WORK TO COMPLETE: The answer must be the data, repeated exactly.

DATA TO PROCESS:

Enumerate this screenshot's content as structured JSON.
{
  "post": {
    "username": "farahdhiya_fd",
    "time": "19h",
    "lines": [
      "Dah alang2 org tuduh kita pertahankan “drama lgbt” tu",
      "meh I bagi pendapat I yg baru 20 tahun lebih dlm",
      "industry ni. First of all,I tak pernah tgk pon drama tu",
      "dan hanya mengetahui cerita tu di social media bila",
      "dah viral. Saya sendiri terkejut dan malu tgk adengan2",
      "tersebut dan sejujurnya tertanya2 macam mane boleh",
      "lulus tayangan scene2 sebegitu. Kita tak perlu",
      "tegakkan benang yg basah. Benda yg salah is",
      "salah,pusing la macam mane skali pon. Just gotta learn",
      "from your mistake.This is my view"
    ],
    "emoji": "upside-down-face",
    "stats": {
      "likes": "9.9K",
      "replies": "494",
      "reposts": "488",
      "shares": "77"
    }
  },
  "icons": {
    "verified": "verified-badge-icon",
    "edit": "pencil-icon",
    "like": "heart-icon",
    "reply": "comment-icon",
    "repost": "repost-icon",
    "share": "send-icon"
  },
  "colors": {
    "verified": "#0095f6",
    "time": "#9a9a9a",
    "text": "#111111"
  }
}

FINISHED EXERCISE:
Enumerate this screenshot's content as structured JSON.
{
  "post": {
    "username": "farahdhiya_fd",
    "time": "19h",
    "lines": [
      "Dah alang2 org tuduh kita pertahankan “drama lgbt” tu",
      "meh I bagi pendapat I yg baru 20 tahun lebih dlm",
      "industry ni. First of all,I tak pernah tgk pon drama tu",
      "dan hanya mengetahui cerita tu di social media bila",
      "dah viral. Saya sendiri terkejut dan malu tgk adengan2",
      "tersebut dan sejujurnya tertanya2 macam mane boleh",
      "lulus tayangan scene2 sebegitu. Kita tak perlu",
      "tegakkan benang yg basah. Benda yg salah is",
      "salah,pusing la macam mane skali pon. Just gotta learn",
      "from your mistake.This is my view"
    ],
    "emoji": "upside-down-face",
    "stats": {
      "likes": "9.9K",
      "replies": "494",
      "reposts": "488",
      "shares": "77"
    }
  },
  "icons": {
    "verified": "verified-badge-icon",
    "edit": "pencil-icon",
    "like": "heart-icon",
    "reply": "comment-icon",
    "repost": "repost-icon",
    "share": "send-icon"
  },
  "colors": {
    "verified": "#0095f6",
    "time": "#9a9a9a",
    "text": "#111111"
  }
}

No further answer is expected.